â€œA few weeks ago, the governor of Kaduna state, Mr Nasir El-Rufai urged Nigerians to give President Buhari time to recover from his sickness. The plea was made after the governor had visitedÂ and presumably assessed the state of the president at the presidential villa in Abuja.
â€œHowever, due to the apparent deterioration in the presidentâ€™s health condition, he has neither been seen in public in the last one week nor attended the last two meetings of the federal executive council.
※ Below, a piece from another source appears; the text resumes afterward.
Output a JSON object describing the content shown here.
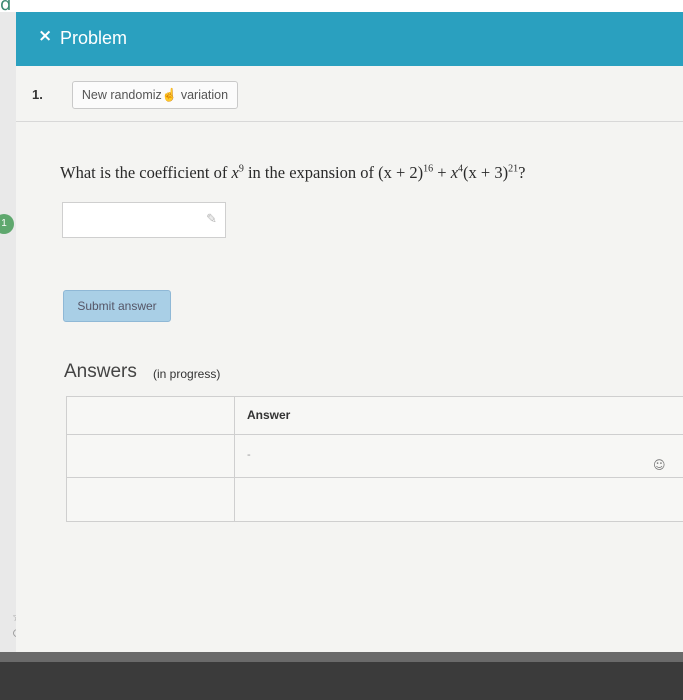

His absence at the last Jumat service in the villa has fuelled further speculations and rumours on Buhariâ€™s medical condition.”
The group said rather than update Nigerians on the state of Buhariâ€™s health, government officials have been saying: â€œthere Â is no need for apprehension over the matter.
â€œInstead of embarking on regular briefing on the actual state of the health of President Buhari, officials of the federal government have continued to assureÂ the Nigerian people.”
â€œIn defending the absence of the president at the lastÂ FEC meeting and other state functions, the Senior Special Assistant to the President on Media and Publicity, Mr Garba Shehu stated that â€˜the presidentâ€™s doctors have advised on his taking things slowly, as he fully recovers from the long period of treatment in the United Kingdom some weeks agoâ€™.
â€œAs we join the Nigerian people of goodwill to prayÂ for a speedy recovery of President Buhari, we are compelled to advise him to heed the advice of his personal physicians by taking a rest to attend to his health without any further delay.â€
Before the call, there had been speculation that the president would return to the UK for further treatment. No one will be surprised if the president takes off tomorrow.
â€ŽBlaming the Media
â€ŽAs usual, the media is the scapegoat in situation like this. But, those working for the president will be well advised to heel the observation of a British scholar,Â Enoch Powell who once noted that a politician complaining about the press is as absurd as a sailor complaining about the sea. â€ŽThe idea of blaming the misinformation that characterised the president’s health status on the media is an old trick that has lost its efficacy.
The issue of the president’s health is ertainly not going to disappear, at least not very soon. Those, whose job it is to explain this to Nigerians will have to do a better job.